This doesn't mean that the gear will not help you – because it does. But, I personally don't think that it's fundamentally necessary.
Like any other field, you have to do research. A lot. This helps you clarify how to go from a rookie to a pro gamer.
Every aspect of a pro graming requires research. All that differs is the type of research you do.
If you're looking for strategies, you should begin your search with: “your game” strategies. And a whole bunch of websites will appear. And if you're good enough on your research, you'll take notes of every website and you'll get a large number of tips and techniques to use.
eSport competitors need to research everything about their chosen game. From understanding how all the classes and characters work, to being aware of upcoming changes, you need to be on the top of the gaming news.
This keeps you ahead of competition.
You also need to know about any leagues of tournaments you can access and develop your skills more.
10. You have to enjoy it
This one of the most important tips on my list, simply because it affects all the former points.
If your'e toxic and angry, you will not have good communication therefore not have a good time playing. This leads to you having hard time finding good teammates and private opponents.
I strongly believe that this can be “cured” by choosing a game you love and enjoy playing. This is a point that some gamers start to forget with time: Gaming is supposed to be fun.
After all, it's hell to play a game that you hate for 8 hours.
So, before you jump into anything you should choose a game you love and enjoy and the success is halfway there!
11. Look after your health
The most important tip of them all: Stay healthy.
This is a tip that every gamer, pro or amateur need to follow. Look after your health!
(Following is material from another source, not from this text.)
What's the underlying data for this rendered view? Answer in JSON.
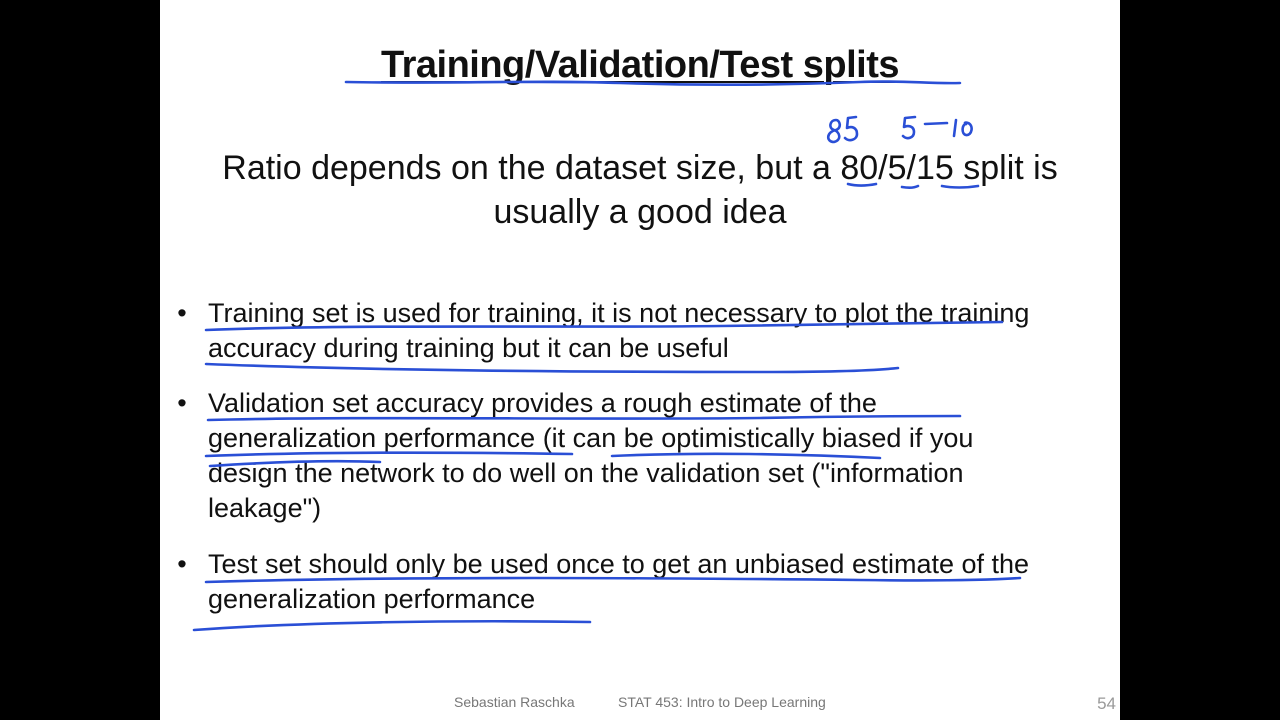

I've seen a huge raise in mental issues among pro gamers, especially streamers or content creators. Often, this is cause by being burn out and exhausted.
Most pro gamers start their journey as part-time, and maintain their day job too.
Working and gaming takes a huge toll on your health, and you have to consider your health as a priority.
If you're suffering physically or mentally, it's best if you take a rest and go see a doctor. Or just seek help from your friends and family.
People will understand.
Gaming blogs you should follow
I've listed below some gaming blogs that have great content and news you can learn from and find out how to go from a rookie to a pro gamer.
- GoNintendo (www.gonintendo.com)
- Shacknews (www.shacknews.com)
- That VideoGame Blog (www.thatvideogameblog.com)
- UK Resistance (www.ukresistance.co.uk)
- Touch Arcade (www.toucharcade.com)
- Guardian Games Blog (www.guardian.co.uk/technology/gamesblog)
- Destructoid (www.destructoid.com)
- VG247 (www.vg247.com)
- Joystiq (www.joystiq.com)
- Kotaku (www.kotaku.com)
Happy gaming 🙂
John Marx is a native of Nebraska, and graduated cum laude and Phi Beta Kappa from Columbia College in 2014 with a B.A. in French. Continuing his studies at Harvard’s Kennedy School of Government as a Woodrow Wilson Fellow, he earned a Master’s degree in Public Policy.